I think that’s the strangest thing about being out of school. Everything I study is chosen.
I’m not saying it was ever difficult to get me to read my assigned books in school, except Edith Hamilton’s ‘Mythology’ — that was my all time least favorite thing to read and poor Sandy Hall, my 9th grade English teacher and lifelong friend, still has to hear about it sometimes. Still, I may have been somewhat of a slacker student, but reading was the school assignment I was always guaranteed to do.
Brief moment in defense of slacker students who love to read — I’ve never once been asked to solve an algebra equation in adulthood, but I read every single day — for work and entertainment.

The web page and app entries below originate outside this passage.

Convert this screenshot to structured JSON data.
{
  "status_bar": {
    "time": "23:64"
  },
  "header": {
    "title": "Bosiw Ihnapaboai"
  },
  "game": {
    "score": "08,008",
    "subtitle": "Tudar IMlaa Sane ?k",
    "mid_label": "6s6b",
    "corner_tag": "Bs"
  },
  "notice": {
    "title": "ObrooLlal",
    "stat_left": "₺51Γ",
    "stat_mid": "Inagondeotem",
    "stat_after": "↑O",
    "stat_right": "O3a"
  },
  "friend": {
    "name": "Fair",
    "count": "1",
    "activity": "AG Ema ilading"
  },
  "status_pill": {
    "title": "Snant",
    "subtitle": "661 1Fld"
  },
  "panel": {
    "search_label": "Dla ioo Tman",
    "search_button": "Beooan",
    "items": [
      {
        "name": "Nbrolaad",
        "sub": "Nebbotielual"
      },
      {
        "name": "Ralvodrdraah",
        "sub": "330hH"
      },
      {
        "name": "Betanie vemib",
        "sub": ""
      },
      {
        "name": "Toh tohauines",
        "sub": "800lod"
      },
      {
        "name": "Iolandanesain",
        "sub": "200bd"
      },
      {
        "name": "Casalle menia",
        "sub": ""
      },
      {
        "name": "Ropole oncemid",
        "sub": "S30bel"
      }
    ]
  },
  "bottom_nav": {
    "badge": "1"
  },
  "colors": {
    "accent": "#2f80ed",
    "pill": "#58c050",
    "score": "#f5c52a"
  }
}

The thing about the real world is no one is assigning books. No one is going to tell me I have to read something because a grade depends on it. So I get to choose. The problem with being able to choose is that I want to read all of the books. I want to fill every shelf in my home. I want to always have fresh pages I haven’t seen.
I don’t want to stop until I’ve at least taken a shot at every book in every style.
In elementary school I had a teacher I drove crazy by reading several books at a time instead of just focusing on the one we were reading for class. Adulthood is like that.
This need to read every book is an impatient one. It manifests itself in stacks of hardcovers and paperbacks covering every open surface in my bedroom, and long lists of titles that need to be crossed off.
I’ve read some books I hated. Last year I tried my damndest to get through my first Stephen King book, but I just couldn’t stay interested. I’ve read books that disappointed me, endings that left me deflated, storylines that just didn’t make sense… but I’ve never regretted any moments spent in the pages.